Canada's nonprofit sector is a huge, vibrant force
that is 50 percent larger than Canada's entire retail
industry, according to groundbreaking research released
last week by Imagine Canada and the Johns Hopkins
Center for Civil Society Studies.
And as a proportion of the entire economy, Canada's
nonprofit sector surpasses that of the United States.
Canada's private nonprofit organizations employ more than
11 percent of the economically active population in the
country, compared to just less than 10 percent in the
United States. Although in raw numbers, the United States
has the largest nonprofit sector, proportionately speaking,
Canada's nonprofit sector is the second largest in the
world, behind only the Netherlands.
"The results of this project demonstrate that Canada
has participated extensively in the global associational
revolution that has been taking place around the world as
governments and citizens have turned to nonprofit
organizations to help address public problems," noted
Lester M. Salamon, director of the Johns Hopkins
These findings are the result of a two-year research
project carried out in Canada as part of the Johns Hopkins
Comparative Nonprofit Sector Project. They supplement
earlier findings of this project demonstrating that the
nonprofit sector constitutes a significant economic force
in countries throughout the world.
In the 37 countries for which data are now available,
nonprofit organizations engage a work force of some 47.6
million full-time-equivalent workers.
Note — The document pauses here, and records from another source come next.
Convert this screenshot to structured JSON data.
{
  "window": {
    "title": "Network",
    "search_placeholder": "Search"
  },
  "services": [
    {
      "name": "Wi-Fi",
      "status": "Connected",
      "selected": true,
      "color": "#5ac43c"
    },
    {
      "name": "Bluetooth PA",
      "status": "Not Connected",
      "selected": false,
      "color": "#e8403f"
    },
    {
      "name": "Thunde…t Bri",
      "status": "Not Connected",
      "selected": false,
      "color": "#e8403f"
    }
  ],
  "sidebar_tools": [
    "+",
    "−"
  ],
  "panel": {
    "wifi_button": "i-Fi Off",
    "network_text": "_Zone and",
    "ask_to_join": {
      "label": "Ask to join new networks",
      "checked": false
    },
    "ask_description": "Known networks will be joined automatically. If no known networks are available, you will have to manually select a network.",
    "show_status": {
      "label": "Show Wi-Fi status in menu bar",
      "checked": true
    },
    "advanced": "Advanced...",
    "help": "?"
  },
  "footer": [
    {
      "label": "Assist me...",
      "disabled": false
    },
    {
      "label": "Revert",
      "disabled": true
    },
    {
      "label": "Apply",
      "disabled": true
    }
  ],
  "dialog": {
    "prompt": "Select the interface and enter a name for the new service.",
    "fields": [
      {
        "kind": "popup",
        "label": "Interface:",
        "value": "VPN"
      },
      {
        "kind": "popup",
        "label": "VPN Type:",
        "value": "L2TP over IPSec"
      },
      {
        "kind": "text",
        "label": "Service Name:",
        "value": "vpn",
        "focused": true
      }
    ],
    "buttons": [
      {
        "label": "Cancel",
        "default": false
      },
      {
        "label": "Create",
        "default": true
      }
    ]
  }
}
This is eight times
as many people as are employed in the utilities industry in
these countries and about 20 percent more people than are
employed in the transportation industry.
"We are only just beginning to understand how
important this sector is to our society and to our
economy," said Georgina Steinsky-Schwartz, president and
CEO of Imagine Canada, formerly the Canadian Centre for
Philanthropy. "This research shows that we rank extremely
well internationally, but there is still a lot of work to
be done to improve the sector's capacity to deliver social
and economic benefits to Canadians."
Other highlights of the Canadian findings include the
Canada's nonprofit sector work
force is 11 times larger than the country's motor vehicle
manufacturing industry, and more than four times larger
than its entire agriculture sector. It is more than 50
percent larger than Canada's entire retail trade
Health care organizations employ
nearly 31 percent of the nonprofit work force in Canada,
compared to 14 percent on average in all the countries
covered by the Johns Hopkins project.
Government support accounts for 51
percent of the revenue of Canadian nonprofit organizations,
compared to 39 percent from fees and charges and 9 percent
from all sources of philanthropy. Comparable figures for
all the countries covered by the Johns Hopkins project are
35 percent for government, 53 percent from fees and
charges, and 12 percent from philanthropy.
For more information about the Johns Hopkins
Comparative Nonprofit Sector Project, go to